heart swans

Nature sends the sweetest Valentines. She  gives us heart-shaped gifts in the form of clouds, seashells, and adorable puppy spots. A universal symbol of love, hearts found in nature are positively sigh-inducing.

My son was very young when he proudly gave me a rock shaped like a heart. I imagine his face beaming at its discovery while playing outside, his tiny hand quickly stuffing it in his pocket for safe-keeping. He found supplies to decorate it, outlining the rock’s shape with red poster paint and carefully painting, in blue, the word love.

It’s a gift I’ve never forgotten, and so began my beloved collection of heart rocks. For more than twenty years, nature has freely offered them. Family and friends find them on their travels and present them to me knowing I will cherish them more than any souvenir.

When my husband and I go hiking, we frequently stop to pick up a rock that catches our eye, gleaming at the bottom of a creek bed or hiding in forested nooks and rocky crannies. We carefully examine it and hold it out for the other to approve. Only those with a certain je ne sais quoi make the cut. The others are given a parting squeeze and tossed back with a wish.

My heart rock collection fills a large tray in our bedroom. There are more than a hundred, some the size of my palm, others as small as a dime. Their colors are a soothing palette of nature. They came from beaches and deserts, rivers and mountains, playgrounds and parking lots. I wonder the story of each one. How old is it? Where has it been? How did nature manage to tumble and turn it until it was shaped like love?

Photographers have captured amazing images of hearts in nature from all over the world ~ a heart-shaped beach in Brazil, a heart-shaped boulder in Joshua Tree National Park, a heart-shaped island in Croatia, even a heart-shaped crater on the surface of Mars.

While such phenomenon would be a thrill to see, I’m just as happy to spy a flock of birds flying in a heart pattern or a perfect heart-shaped leaf trailing from a houseplant.

Those who open their eyes in appreciation of nature are freely bestowed her gifts. William Wordsworth wrote this lovely sentiment about her undying affection, “Nature never did betray the heart that loved her.” §

Note: A version of this story was published on my blog and in my local newspaper last February.

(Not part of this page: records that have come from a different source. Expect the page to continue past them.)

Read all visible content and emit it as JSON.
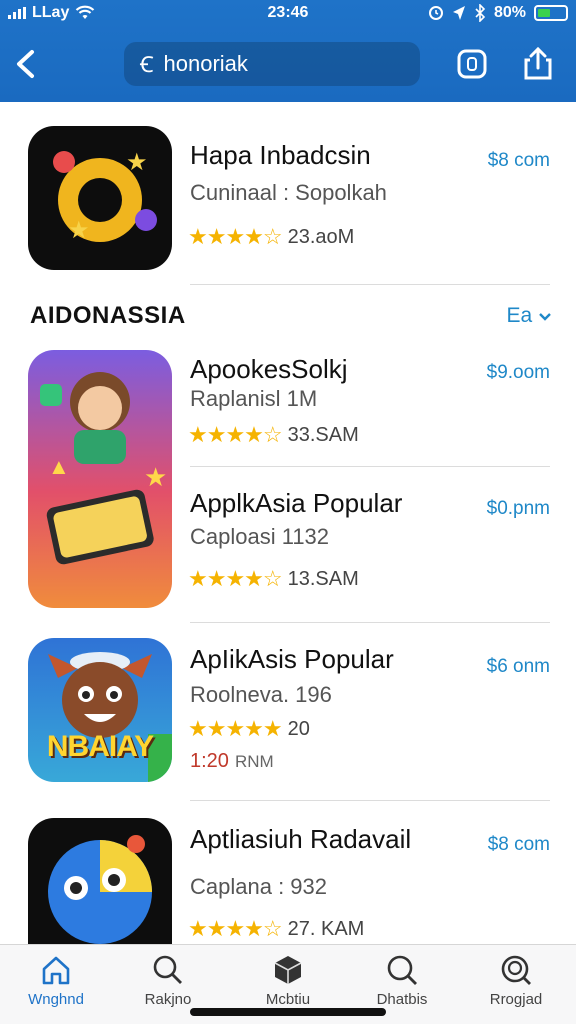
{
  "status": {
    "carrier": "LLay",
    "time": "23:46",
    "battery": "80%"
  },
  "header": {
    "search_value": "honoriak",
    "search_glyph": "Ꞓ"
  },
  "apps": [
    {
      "title": "Hapa  Inbadcsin",
      "subtitle": "Cuninaal : Sopolkah",
      "stars": "★★★★☆",
      "rating": "23.aoM",
      "price": "$8 com"
    },
    {
      "title": "ApookesSolkj",
      "subtitle": "Raplanisl 1M",
      "stars": "★★★★☆",
      "rating": "33.SAM",
      "price": "$9.oom"
    },
    {
      "title": "ApplkAsia Popular",
      "subtitle": "Caploasi 1132",
      "stars": "★★★★☆",
      "rating": "13.SAM",
      "price": "$0.pnm"
    },
    {
      "title": "ApIikAsis Popular",
      "subtitle": "Roolneva. 196",
      "stars": "★★★★★",
      "rating": "20",
      "extra": "1:20",
      "extra_unit": "RNM",
      "price": "$6 onm",
      "icon_text": "NBAIAY"
    },
    {
      "title": "Aptliasiuh Radavail",
      "subtitle": "Caplana : 932",
      "stars": "★★★★☆",
      "rating": "27. KAM",
      "price": "$8 com"
    }
  ],
  "section": {
    "title": "AIDONASSIA",
    "more": "Ea"
  },
  "tabs": [
    {
      "label": "Wnghnd"
    },
    {
      "label": "Rakjno"
    },
    {
      "label": "Mcbtiu"
    },
    {
      "label": "Dhatbis"
    },
    {
      "label": "Rrogjad"
    }
  ],
  "colors": {
    "header_blue": "#1f73c8",
    "accent": "#1f88c8",
    "star": "#f5b301",
    "red_text": "#c0392b"
  }
}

Happy Valentine’s Day!

Embracing the Season of Now

My mother, daughter, and I stand next to one another in front of a sunny window. The trees outside my mom’s bedroom are bare on this crisp winter day. “The trees will be so pretty in a couple of months,” I say, instantly regretting my words.

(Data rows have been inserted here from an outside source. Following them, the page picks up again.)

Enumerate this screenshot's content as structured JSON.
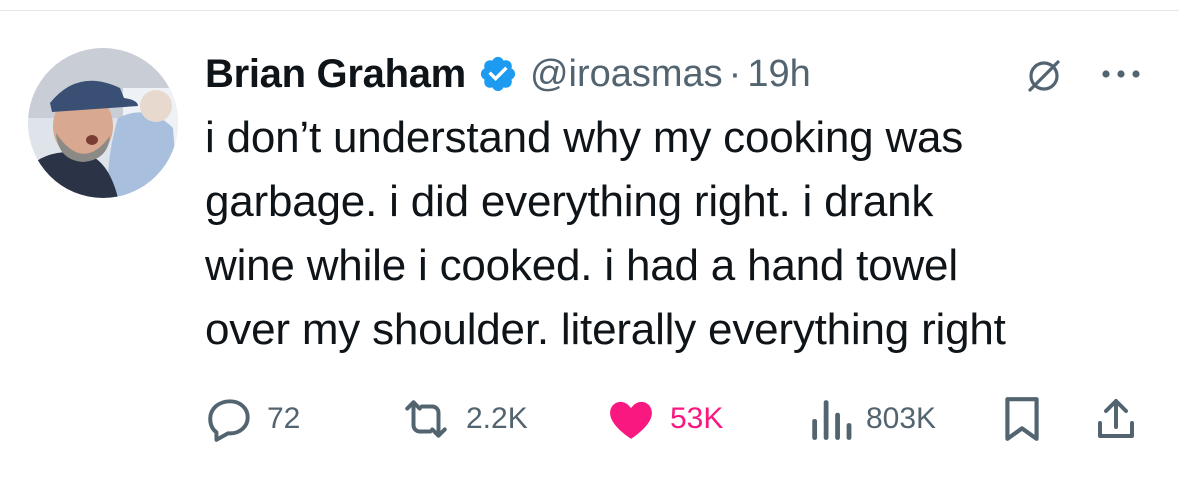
{
  "tweet": {
    "author": {
      "display_name": "Brian Graham",
      "handle": "@iroasmas",
      "verified": true
    },
    "time": "19h",
    "separator": "·",
    "text_lines": [
      "i don’t understand why my cooking was",
      "garbage. i did everything right. i drank",
      "wine while i cooked. i had a hand towel",
      "over my shoulder. literally everything right"
    ],
    "stats": {
      "replies": "72",
      "reposts": "2.2K",
      "likes": "53K",
      "views": "803K"
    },
    "liked": true
  },
  "icons": {
    "verified": "verified-badge-icon",
    "grok": "grok-icon",
    "more": "more-icon",
    "reply": "reply-icon",
    "repost": "repost-icon",
    "like": "heart-icon",
    "views": "views-icon",
    "bookmark": "bookmark-icon",
    "share": "share-icon"
  },
  "colors": {
    "text": "#0f1419",
    "secondary": "#536471",
    "verified": "#1d9bf0",
    "like": "#f91880"
  }
}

I’m learning to accept and appreciate the unmatched beauty of the moment.

It’s easy to spend our time dreaming of the next season or reminiscing about past ones. The ages of the three women in that room span more than fifty years. Each feels a certain amount of discomfort about the season in which she finds herself.

At thirty, my daughter is in full bloom. She faces the daily excitement and anxiety of a demanding profession in a bustling city. She is a newlywed looking forward to becoming a homeowner and wondering if she will also become a mother. If not unaware, she is indifferent to her skin so soft and supple, her body so long and lithe, her mind so sharp and strong.

In the window is a hazy reflection of me between my daughter and my mom. I’m part of the sandwich generation, those of us firmly in the middle of grown children we still worry about and aging parents who need our care. I’m retired now, leaving me no real identity outside of my relationships. I look a little tired and no longer young, but I am still growing.

My mother is the most deeply rooted of us. She is a towhead little girl, a beautiful bride, a young mother, a devoted grandmother, and a grieving widow. She says she never expected to live so long and that she doesn’t want to be a burden. How I wish she understood she’s no more a burden than a stately tree that’s provided solace and shade for generations.

As if my daughter and mother can read my mind, we are silent. The significance of the three of us coming together for just a moment to look out the same window is palpable.

The trees’ myriad of branches are strong, bold, and intentional against the bright blue sky. They hold both the memory and promise of fresh blossoms and green leaves, but on this cold and clear winter day they are living fully in the season of now. §